Today I found out that the main cable provider in Africa won’t be broadcasting I Am Cait anymore, because the Nigerian Broadcast Commission has a problem with transgender representation. The same thing happened with I Am Jazz last year. This is upsetting, because Africa desperately needs to be exposed to more LGBT representation, but also because a South African company’s programming is effectively being censored across the whole continent because of ‘morality’ concerns in a single country.
Broadcasting I Am Cait apparently goes against the clause of Nigeria’s broadcast code that states that broadcasters “shall not transmit any material that is morally or socially unacceptable for public consumption”. Shows about trans people aren’t the only forms of media deemed unacceptable though. Songs like Anaconda and Drunk in Love have also been flagged as media that is not to be broadcast. Programs about sex education can be flagged as inappropriate if they contain information about sex toys or even condoms.
So clearly there are multiple issues with the way the Nigerian broadcast code flags media as obscene, but the issue of shows like I am Cait and I Am Jazz being pulled from the air needs special attention. By forcing television providers to stop broadcasting the show, the government is telling people that being trans is inherently morally reprehensible, and that there can’t be value in sharing the stories of trans people. Trans people in Africa lose what little representation they had, representation that in all likelihood would have changed negative attitudes towards trans people, an especially marginalised group across Africa.
Most African countries continue to criminalise being gay, or gender non-conforming, and Nigeria even bans activism and allyship. How will attitudes or laws ever change if we can’t even see the most basic representation in the media? The people involved in the decision making process leading to the shows being banned here act as if the shows are some kind of propaganda, designed to make us all want to move away from the gender we were assigned at birth. As if the concept of being gender non-conforming couldn’t occur to Africans without input from the West, and once they give us the idea we’ll all be bound to declare ourselves trans.
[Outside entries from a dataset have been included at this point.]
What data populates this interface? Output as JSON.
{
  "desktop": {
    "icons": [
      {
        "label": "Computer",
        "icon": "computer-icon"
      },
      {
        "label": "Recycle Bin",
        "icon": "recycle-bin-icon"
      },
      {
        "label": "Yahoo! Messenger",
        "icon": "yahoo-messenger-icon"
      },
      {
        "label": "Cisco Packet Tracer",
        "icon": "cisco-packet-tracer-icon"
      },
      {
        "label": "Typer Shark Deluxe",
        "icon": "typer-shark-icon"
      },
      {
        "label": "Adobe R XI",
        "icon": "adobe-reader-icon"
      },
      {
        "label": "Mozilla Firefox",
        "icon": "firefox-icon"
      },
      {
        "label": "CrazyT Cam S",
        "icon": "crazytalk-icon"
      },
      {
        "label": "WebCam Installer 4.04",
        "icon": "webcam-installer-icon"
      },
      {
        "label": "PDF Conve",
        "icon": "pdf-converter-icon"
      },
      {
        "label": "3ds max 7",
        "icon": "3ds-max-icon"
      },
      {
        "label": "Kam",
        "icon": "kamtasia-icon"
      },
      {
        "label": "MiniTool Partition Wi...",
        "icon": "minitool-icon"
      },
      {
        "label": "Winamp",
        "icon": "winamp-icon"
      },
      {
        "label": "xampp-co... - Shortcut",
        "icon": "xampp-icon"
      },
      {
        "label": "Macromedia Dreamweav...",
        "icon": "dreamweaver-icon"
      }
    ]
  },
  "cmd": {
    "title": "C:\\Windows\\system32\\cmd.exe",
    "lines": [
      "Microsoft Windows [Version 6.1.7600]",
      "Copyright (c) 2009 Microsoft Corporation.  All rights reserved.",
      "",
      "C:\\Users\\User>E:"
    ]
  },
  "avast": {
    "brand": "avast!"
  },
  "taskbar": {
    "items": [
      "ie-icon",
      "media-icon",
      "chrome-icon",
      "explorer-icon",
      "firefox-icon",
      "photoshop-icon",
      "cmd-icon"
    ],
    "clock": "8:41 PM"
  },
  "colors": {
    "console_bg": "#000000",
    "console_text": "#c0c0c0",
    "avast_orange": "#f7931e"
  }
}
But that’s simply not how it works. Anyone who feels uncomfortable about the gender society has assigned them based on their biological sex is going to feel that way whether or not they can watch Caitlyn Jenner go about her life. What we can actually change is the transphobia that is so rampant in Africa, by showing people that trans people are just people. Not evil, or predatory, just people who want to go about their daily lives with the same amount of basic respect afforded to cisgender people.
Not to mention, the whole idea that Africans are super heterosexual and always cisgender is an ugly vestige of colonialism. White people needed to justify lynching black men, so they accused them of raping white women and constructed this idea of the hypersexual black man. This also allowed for the convenient sexualisation of black women, which was used to justify white men’s rape of black women. The fact that African leaders are now perpetuating this idea is unsettling to say the least.
Most upsetting to me is the fact that the cable provider bowed to Nigeria’s wishes so easily, and changed programming across the continent as a result. Even if they had to pull the shows in Nigeria, I wish they would have continued to show them in other countries. The LGBT community gets so little positive representation in Africa, whereas I’ve seen multiple movies on TV about the ‘evils’ of lesbian women. An even stronger position would have been to refuse to pull the shows in Nigeria, unless they pulled the channels the shows are broadcast on, or stopped broadcasting to Nigeria altogether, but I understand why they might not have wanted to take that stance. I can only hope that slowly, we can develop ways to increase trans and general LGBT visibility in Africa until we’re all seen as equals.